The court noted in its separate discussion of Hartford’s motion to dismiss the Bituminous civil conspiracy claim that this claim was derivative of the above-discussed interference with contract claim. The court denied the motion partially for that reason, but also because there were disputed issues of fact concerning the “wrongful act” requirement of the claim. The wrongful act alleged by Bituminous was Hartford’s act of settlement with Genex. Under its previous discussion, the court had determined that this could be a wrong that would potentially serve as the foundation for a triable case. In the analysis of the court, the (potential, triable) wrong was the interference with the insurance contract between Bituminous and Genex (to which Hartford was not a party), even though Genex was a party to both the Bituminous insurance contract and the Hartford settlement agreement.
In the last section of its opinion, the court analyzed the third Bituminous claim for “damages resulting from the wrong of another.” The court agreed with Hartford that this claim was not a separate cause of action recognized under Colorado law. The case relied upon by Bituminous in making this claim was one which recognized the recoverability of attorneys’ fees in some contexts, but the court held that it was not an independent claim for relief.
This case presents a number of complexities that may not soon occur again in a single matter. However, it presents a cautionary tale for parties and insurers involved in (among other things) denials of coverage, additional insured issues, and settling claims that are assigned by contract or by settlement agreement. One would do well to survey the landscape of potential problem scenarios for this purpose before either (1) denying defense or coverage to a colorable insured; and/or (2) settling with a party that has claimed coverage, but which has given a policy release to its own primary insurer.
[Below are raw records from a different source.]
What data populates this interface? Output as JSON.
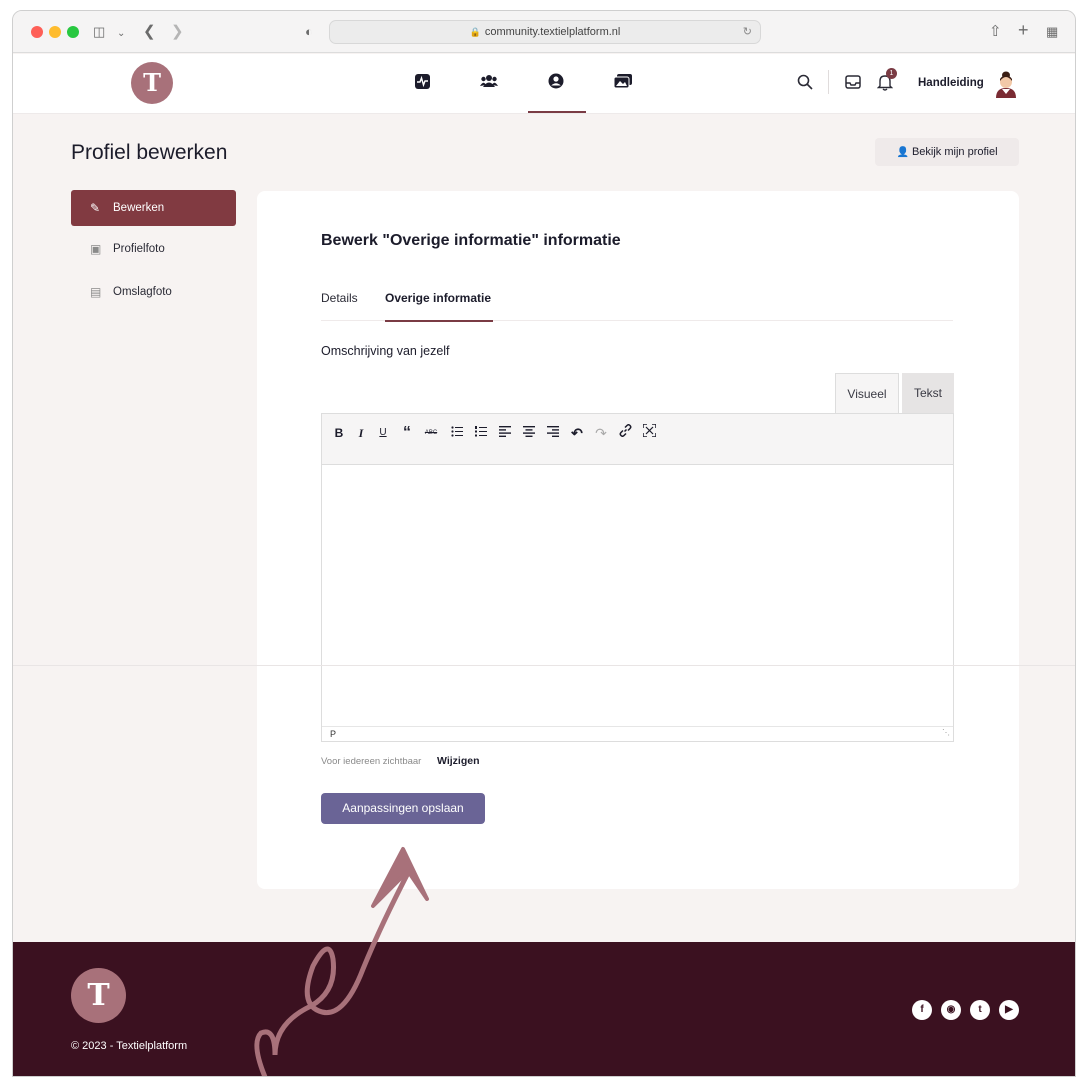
{
  "browser": {
    "url": "community.textielplatform.nl",
    "icons": [
      "sidebar-icon",
      "chevron-down-icon",
      "back-icon",
      "forward-icon",
      "shield-icon",
      "lock-icon",
      "reload-icon",
      "share-icon",
      "new-tab-icon",
      "tabs-overview-icon"
    ]
  },
  "header": {
    "logo_letter": "T",
    "nav_icons": [
      "activity-icon",
      "groups-icon",
      "profile-icon",
      "photos-icon"
    ],
    "notification_count": "1",
    "user_name": "Handleiding",
    "accent": "#7a3b44"
  },
  "page": {
    "title": "Profiel bewerken",
    "view_profile_label": "Bekijk mijn profiel"
  },
  "sidebar": {
    "items": [
      {
        "label": "Bewerken",
        "icon": "edit-icon",
        "active": true
      },
      {
        "label": "Profielfoto",
        "icon": "profile-photo-icon",
        "active": false
      },
      {
        "label": "Omslagfoto",
        "icon": "cover-photo-icon",
        "active": false
      }
    ]
  },
  "form": {
    "title": "Bewerk \"Overige informatie\" informatie",
    "tabs": [
      {
        "label": "Details",
        "active": false
      },
      {
        "label": "Overige informatie",
        "active": true
      }
    ],
    "field_label": "Omschrijving van jezelf",
    "editor_tabs": {
      "visual": "Visueel",
      "text": "Tekst"
    },
    "toolbar": [
      "B",
      "I",
      "U",
      "“",
      "ABC",
      "•",
      "1.",
      "≡",
      "≡",
      "≡",
      "↶",
      "↷",
      "🔗",
      "⤢"
    ],
    "status_path": "P",
    "visibility_text": "Voor iedereen zichtbaar",
    "visibility_change": "Wijzigen",
    "save_label": "Aanpassingen opslaan",
    "save_color": "#6a6496"
  },
  "footer": {
    "logo_letter": "T",
    "copyright": "© 2023 - Textielplatform",
    "social": [
      "facebook-icon",
      "instagram-icon",
      "twitter-icon",
      "youtube-icon"
    ],
    "background": "#3b1120"
  }
}
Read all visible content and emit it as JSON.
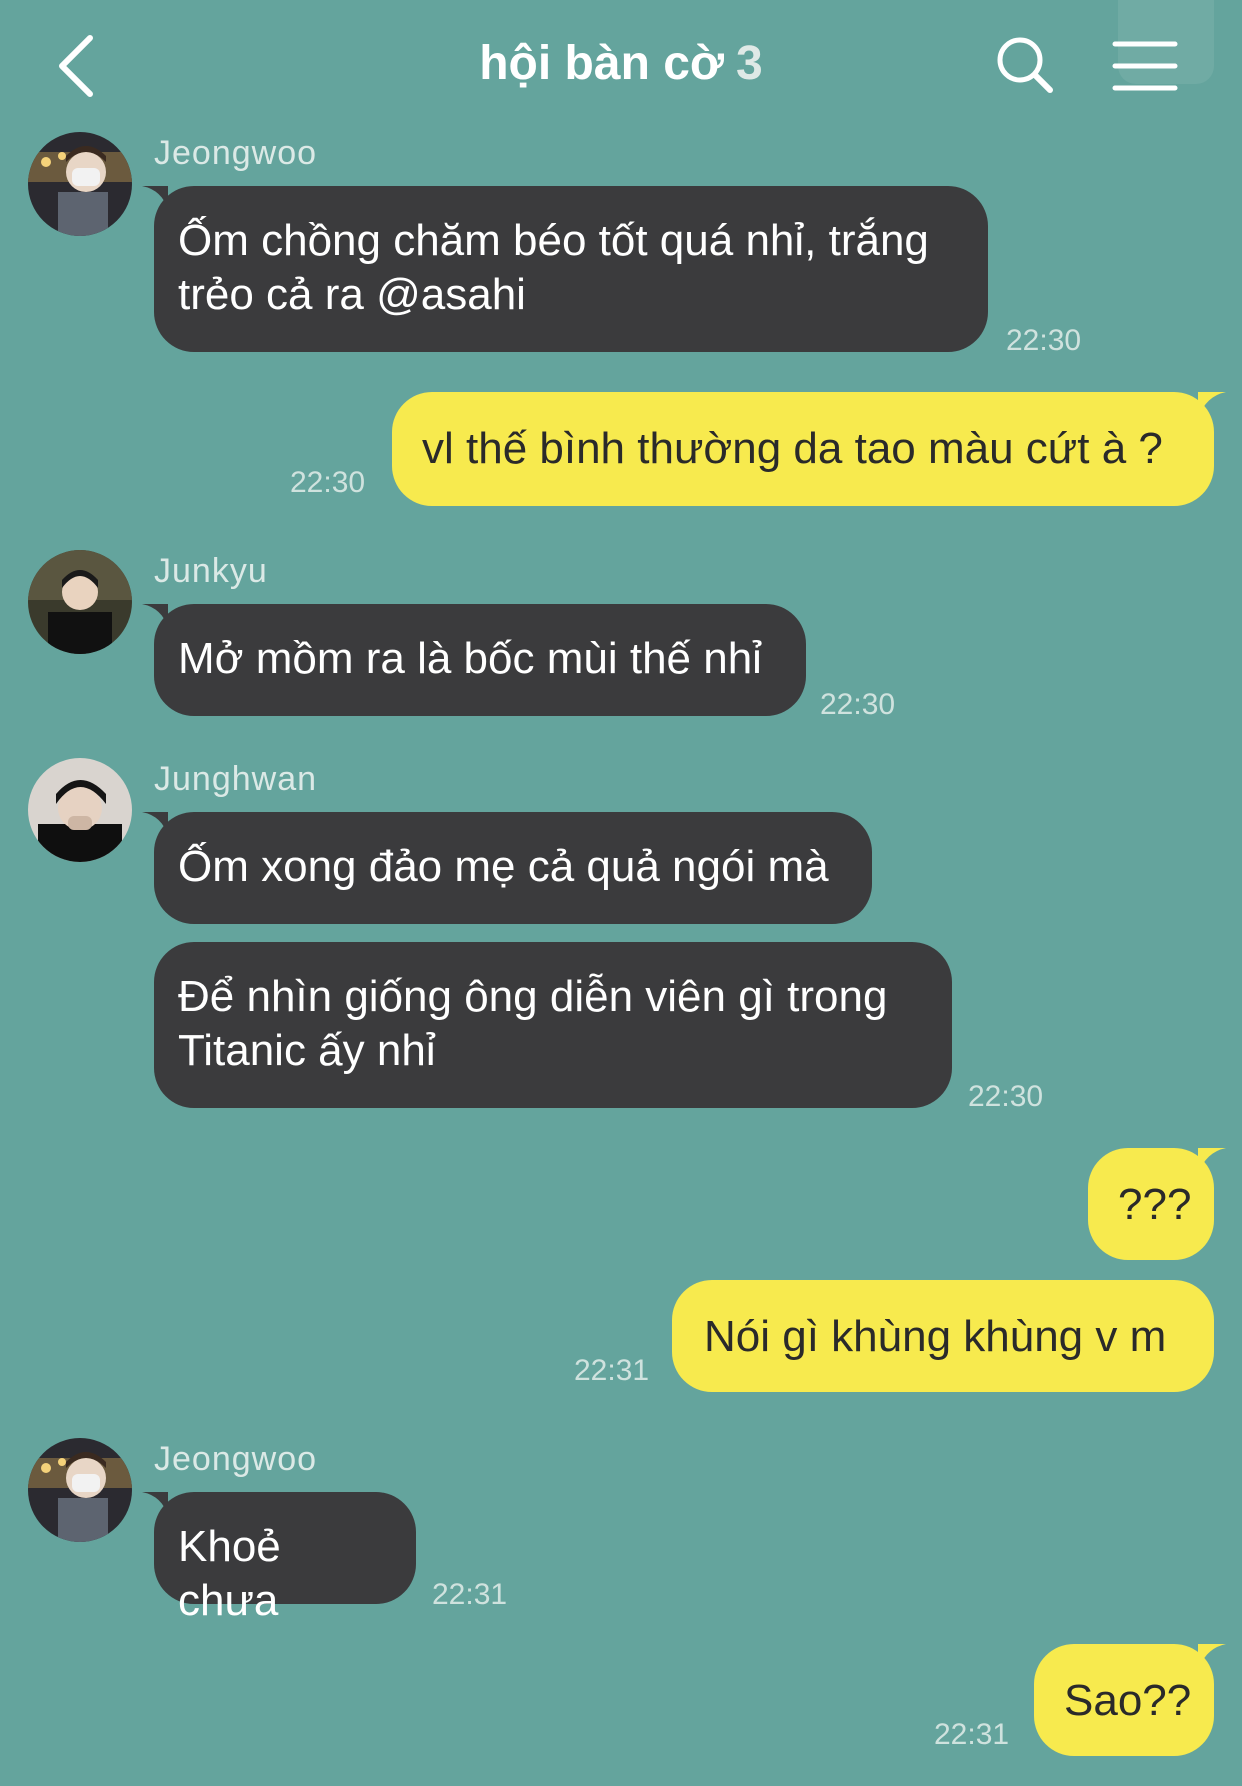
{
  "header": {
    "title": "hội bàn cờ",
    "member_count": "3"
  },
  "messages": [
    {
      "sender": "Jeongwoo",
      "text": "Ốm chồng chăm béo tốt quá nhỉ, trắng\ntrẻo cả ra @asahi",
      "time": "22:30"
    },
    {
      "sender": "",
      "text": "vl thế bình thường da tao màu cứt à ?",
      "time": "22:30"
    },
    {
      "sender": "Junkyu",
      "text": "Mở mồm ra là bốc mùi thế nhỉ",
      "time": "22:30"
    },
    {
      "sender": "Junghwan",
      "text": "Ốm xong đảo mẹ cả quả ngói mà",
      "time": ""
    },
    {
      "sender": "",
      "text": "Để nhìn giống ông diễn viên gì trong\nTitanic ấy nhỉ",
      "time": "22:30"
    },
    {
      "sender": "",
      "text": "???",
      "time": ""
    },
    {
      "sender": "",
      "text": "Nói gì khùng khùng v m",
      "time": "22:31"
    },
    {
      "sender": "Jeongwoo",
      "text": "Khoẻ chưa",
      "time": "22:31"
    },
    {
      "sender": "",
      "text": "Sao??",
      "time": "22:31"
    }
  ],
  "colors": {
    "background": "#64a49d",
    "incoming_bubble": "#3b3b3d",
    "outgoing_bubble": "#f7ea4e"
  },
  "icons": [
    "chevron-left-icon",
    "search-icon",
    "menu-icon"
  ]
}
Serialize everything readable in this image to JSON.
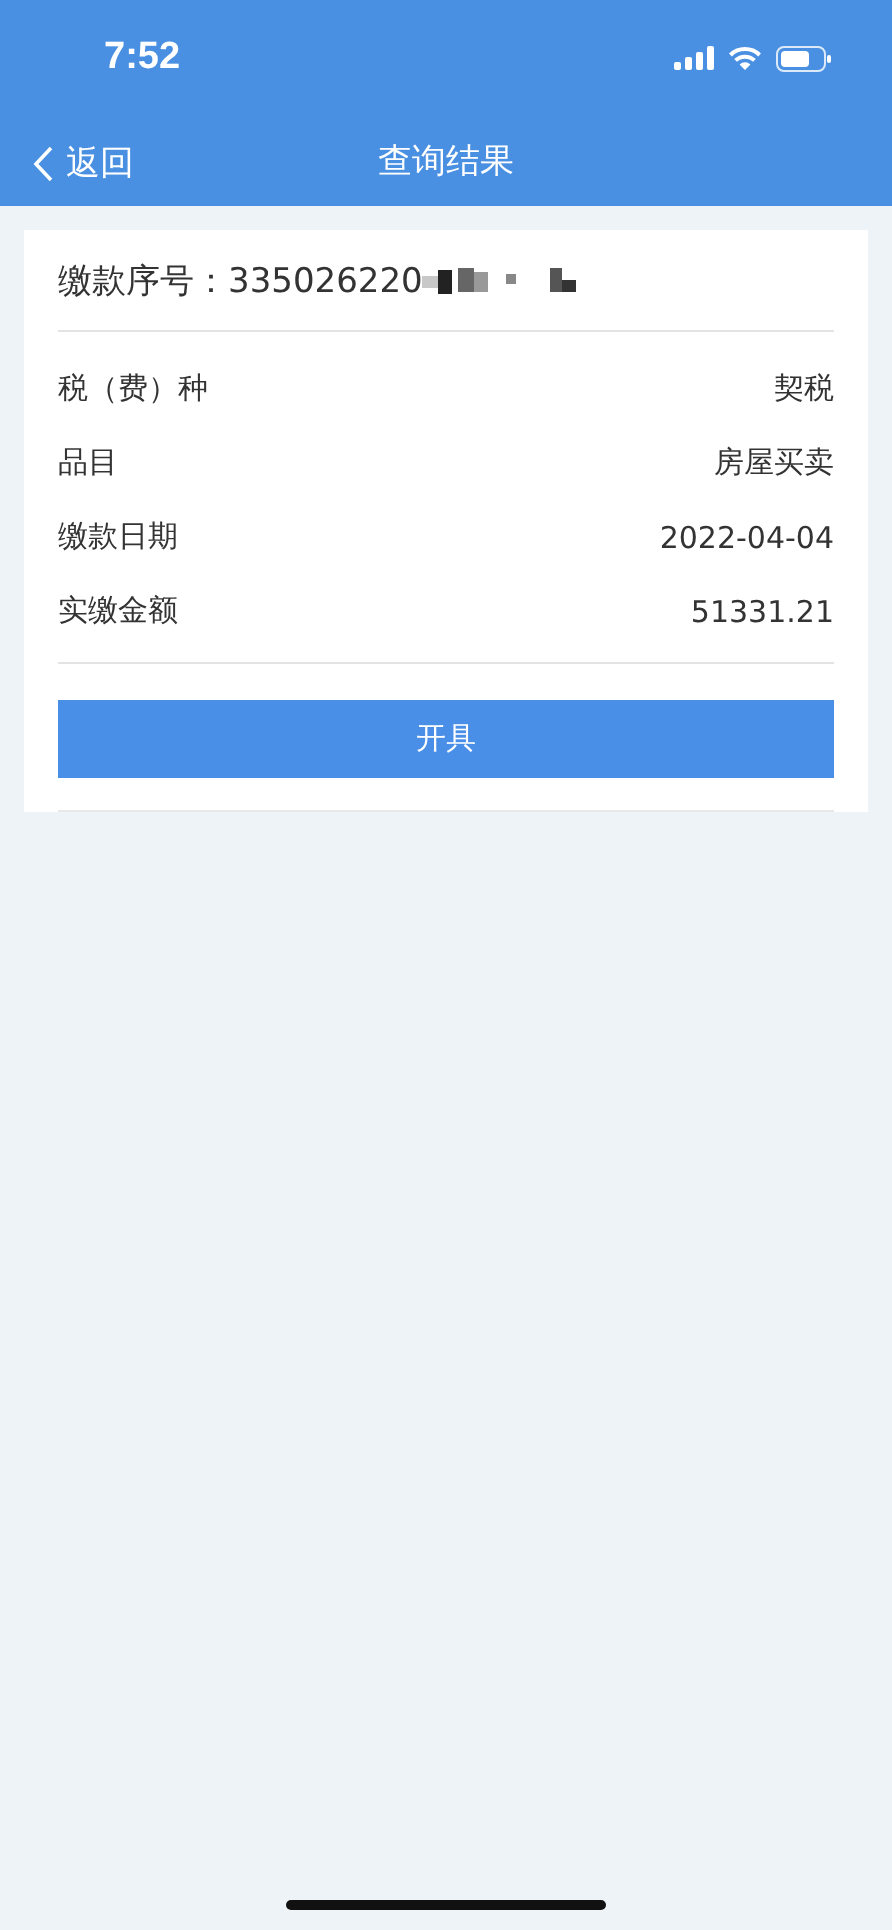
{
  "status_bar": {
    "time": "7:52"
  },
  "nav": {
    "back": "返回",
    "title": "查询结果"
  },
  "record": {
    "label": "缴款序号：",
    "number": "335026220",
    "number_redacted": true
  },
  "fields": [
    {
      "label": "税（费）种",
      "value": "契税"
    },
    {
      "label": "品目",
      "value": "房屋买卖"
    },
    {
      "label": "缴款日期",
      "value": "2022-04-04"
    },
    {
      "label": "实缴金额",
      "value": "51331.21"
    }
  ],
  "button": "开具"
}
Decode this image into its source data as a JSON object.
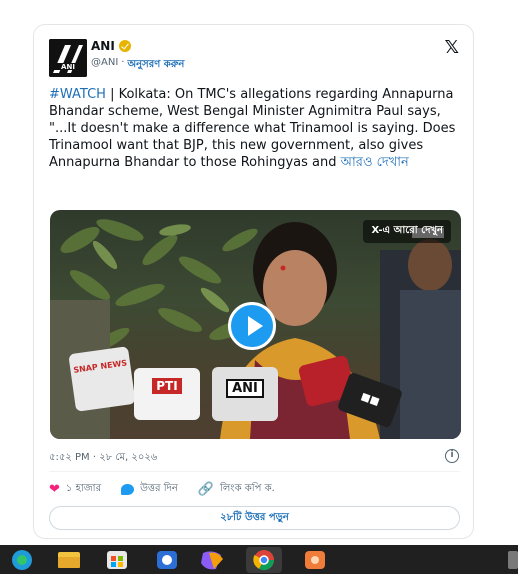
{
  "tweet": {
    "author_name": "ANI",
    "avatar_text": "ANI",
    "handle": "@ANI",
    "separator": "·",
    "follow_label": "অনুসরণ করুন",
    "x_logo": "𝕏",
    "hashtag": "#WATCH",
    "body": " | Kolkata: On TMC's allegations regarding Annapurna Bhandar scheme, West Bengal Minister Agnimitra Paul says, \"...It doesn't make a difference what Trinamool is saying. Does Trinamool want that BJP, this new government, also gives Annapurna Bhandar to those Rohingyas and ",
    "more_link": "আরও দেখান",
    "timestamp": "৫:৫২ PM · ২৮ মে, ২০২৬",
    "info_icon": "i"
  },
  "media": {
    "overlay_label": "X-এ আরো দেখুন",
    "play_icon": "play-icon",
    "mic_snap": "SNAP NEWS",
    "mic_pti": "PTI",
    "mic_ani": "ANI",
    "mic_black": "■■"
  },
  "actions": {
    "likes_label": "১ হাজার",
    "reply_label": "উত্তর দিন",
    "copy_link_label": "লিংক কপি ক."
  },
  "read_replies_label": "২৮টি উত্তর পড়ুন",
  "taskbar": {
    "icons": [
      "edge-icon",
      "file-explorer-icon",
      "store-icon",
      "app-icon",
      "copilot-icon",
      "chrome-icon",
      "photo-app-icon"
    ]
  },
  "colors": {
    "link_blue": "#1d6fb8",
    "heart_pink": "#f4217d",
    "verified_gold": "#e8b400",
    "play_blue": "#1d9bf0"
  }
}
Mistakes in this regard will potentially be followed by tort litigation against and/or between insurers. Note: the attorneys involved in the denial and/or settlement transactions may become witnesses, which is seldom a desirable result.